Well, tucked deep in the recently-signed-into-law, 2300-page Dodd-Frank Wall Street Reform and Consumer Protection Act, was a change to the definition of ‘Accredited Investor’ that will have an impact on how Broadway and Off-Broadway producers raise money.
First, some background.
In 1933, in the wake of the Great Depression, congress passed the ‘Securities Act of 1933’ and for the first time offered federal regulation of the sale of securities. As you can imagine, filing with the federal government can be an onerous and expensive task for many small businesses, start-ups, and Broadway and Off-Broadway shows.

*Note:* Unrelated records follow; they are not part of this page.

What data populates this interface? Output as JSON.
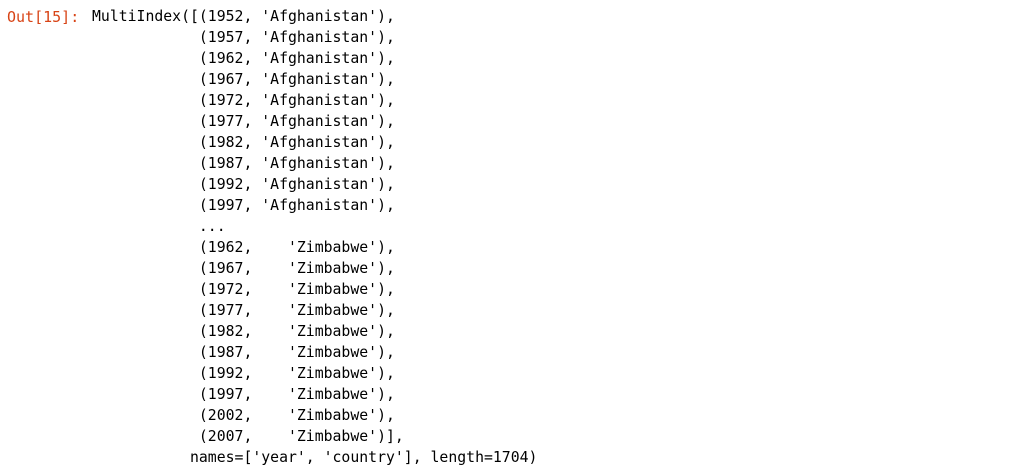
{
  "prompt": {
    "label": "Out[15]:",
    "color": "#d84315"
  },
  "output": {
    "lines": [
      "MultiIndex([(1952, 'Afghanistan'),",
      "            (1957, 'Afghanistan'),",
      "            (1962, 'Afghanistan'),",
      "            (1967, 'Afghanistan'),",
      "            (1972, 'Afghanistan'),",
      "            (1977, 'Afghanistan'),",
      "            (1982, 'Afghanistan'),",
      "            (1987, 'Afghanistan'),",
      "            (1992, 'Afghanistan'),",
      "            (1997, 'Afghanistan'),",
      "            ...",
      "            (1962,    'Zimbabwe'),",
      "            (1967,    'Zimbabwe'),",
      "            (1972,    'Zimbabwe'),",
      "            (1977,    'Zimbabwe'),",
      "            (1982,    'Zimbabwe'),",
      "            (1987,    'Zimbabwe'),",
      "            (1992,    'Zimbabwe'),",
      "            (1997,    'Zimbabwe'),",
      "            (2002,    'Zimbabwe'),",
      "            (2007,    'Zimbabwe')],",
      "           names=['year', 'country'], length=1704)"
    ]
  }
}
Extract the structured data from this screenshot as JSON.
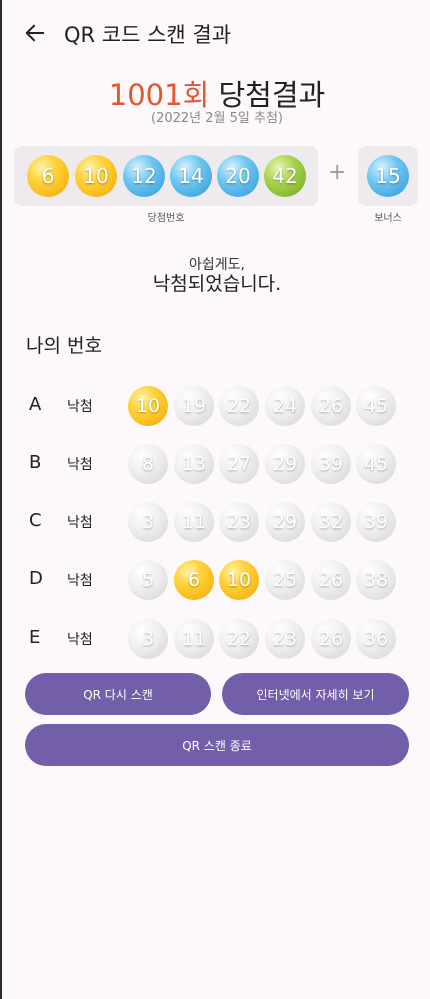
{
  "header": {
    "title": "QR 코드 스캔 결과"
  },
  "draw": {
    "round": "1001회",
    "round_label": "당첨결과",
    "date": "(2022년 2월 5일 추첨)",
    "winning_caption": "당첨번호",
    "bonus_caption": "보너스",
    "plus": "+",
    "winning_numbers": [
      {
        "value": "6",
        "color": "yellow"
      },
      {
        "value": "10",
        "color": "yellow"
      },
      {
        "value": "12",
        "color": "blue"
      },
      {
        "value": "14",
        "color": "blue"
      },
      {
        "value": "20",
        "color": "blue"
      },
      {
        "value": "42",
        "color": "green"
      }
    ],
    "bonus_number": {
      "value": "15",
      "color": "blue"
    }
  },
  "message": {
    "line1": "아쉽게도,",
    "line2": "낙첨되었습니다."
  },
  "my_numbers": {
    "title": "나의 번호",
    "rows": [
      {
        "letter": "A",
        "result": "낙첨",
        "numbers": [
          {
            "value": "10",
            "matched": true
          },
          {
            "value": "19",
            "matched": false
          },
          {
            "value": "22",
            "matched": false
          },
          {
            "value": "24",
            "matched": false
          },
          {
            "value": "26",
            "matched": false
          },
          {
            "value": "45",
            "matched": false
          }
        ]
      },
      {
        "letter": "B",
        "result": "낙첨",
        "numbers": [
          {
            "value": "8",
            "matched": false
          },
          {
            "value": "13",
            "matched": false
          },
          {
            "value": "27",
            "matched": false
          },
          {
            "value": "29",
            "matched": false
          },
          {
            "value": "39",
            "matched": false
          },
          {
            "value": "45",
            "matched": false
          }
        ]
      },
      {
        "letter": "C",
        "result": "낙첨",
        "numbers": [
          {
            "value": "3",
            "matched": false
          },
          {
            "value": "11",
            "matched": false
          },
          {
            "value": "23",
            "matched": false
          },
          {
            "value": "29",
            "matched": false
          },
          {
            "value": "32",
            "matched": false
          },
          {
            "value": "39",
            "matched": false
          }
        ]
      },
      {
        "letter": "D",
        "result": "낙첨",
        "numbers": [
          {
            "value": "5",
            "matched": false
          },
          {
            "value": "6",
            "matched": true
          },
          {
            "value": "10",
            "matched": true
          },
          {
            "value": "25",
            "matched": false
          },
          {
            "value": "26",
            "matched": false
          },
          {
            "value": "38",
            "matched": false
          }
        ]
      },
      {
        "letter": "E",
        "result": "낙첨",
        "numbers": [
          {
            "value": "3",
            "matched": false
          },
          {
            "value": "11",
            "matched": false
          },
          {
            "value": "22",
            "matched": false
          },
          {
            "value": "23",
            "matched": false
          },
          {
            "value": "26",
            "matched": false
          },
          {
            "value": "36",
            "matched": false
          }
        ]
      }
    ]
  },
  "buttons": {
    "rescan": "QR 다시 스캔",
    "details": "인터넷에서 자세히 보기",
    "exit": "QR 스캔 종료"
  },
  "colors": {
    "accent": "#735ea9",
    "round": "#e0582c",
    "background": "#fdf8fc"
  },
  "icons": {
    "back": "arrow-left-icon"
  }
}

So, to support the entrepreneurial American Spirit, Congress provided for a number of exemptions from federal filing in that 1933 Act. One of the most commonly used by all types of business, including shows, is the Accredited Investor exemption, which allows companies to raise money without filing, by taking money from Accredited Investors only.

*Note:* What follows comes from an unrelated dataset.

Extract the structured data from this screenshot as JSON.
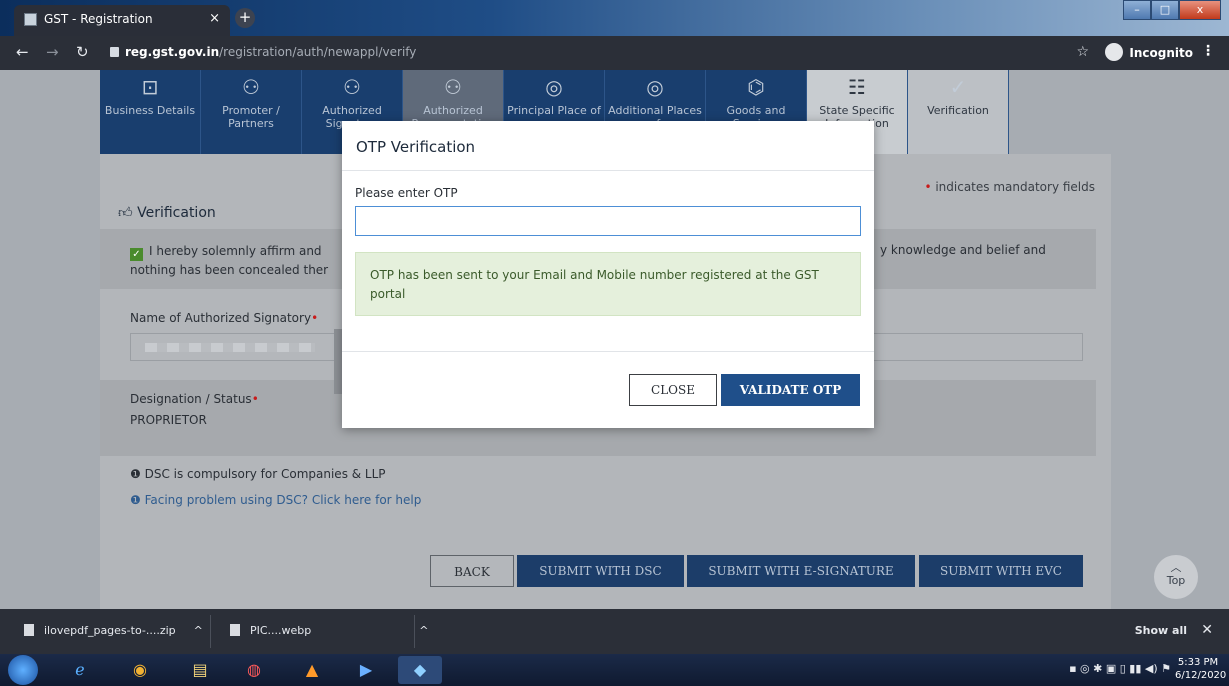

What’s an Accredited Investor?
An Accredited Investor is a government-defined term that basically means, “You’ve got enough money to make your own decisions, so we don’t have to look out for you like we look out for the little guys.” Qualitatively, it means that either you have a net worth of $1,000,000 or you have made $200,000/year for the past two years (or $300,000 when combined with a spouse). (To see a complete list of the qualifiers, visit the SEC’s site here.)
I’d bet that at least 90% of all Broadway offerings to investors are made to Accredited Investors only.
Well, in the debate over the bill, there was some strong lobbying to change the Net Worth threshold to $2,000,000! Fortunately, for all of us, that change didn’t make it out of committee.
Instead, the new Consumer Protection Act redefines what counts towards that million-dollar net worth, and has specifically stated that an investor’s home cannot be used in the calculation (which, as I’m sure you can imagine, was a common way for investors to qualify for this status). The bill has also put more responsibility on the entity to ensure each investor is making a truthful claim about their status when signing those subscription documents.
Will this small change have a big effect on how we raise money for shows? Too soon to tell, since the bill just went into law. I’ll give you an update when I’m in the trenches raising money for my next show.
What do I think of this change? I can’t argue with it, honestly. I’ve always thought the definition was a bit loose, and while I don’t think any Broadway investors are blind to the risks involved with what we do, we have to remember that this law applies to all of the other businesses out there in the world who may not be as forthright in their risk disclosure as we are (the hedge fund industry comes to mind).
While I can’t complain about it, I do wish there was an easier way for the smaller investor to get into the game. As we’ve seen by the major moves in the stock market over the last couple years, it’s not like opening an e-trade account means less risk!
For more on the Reform Act, click here.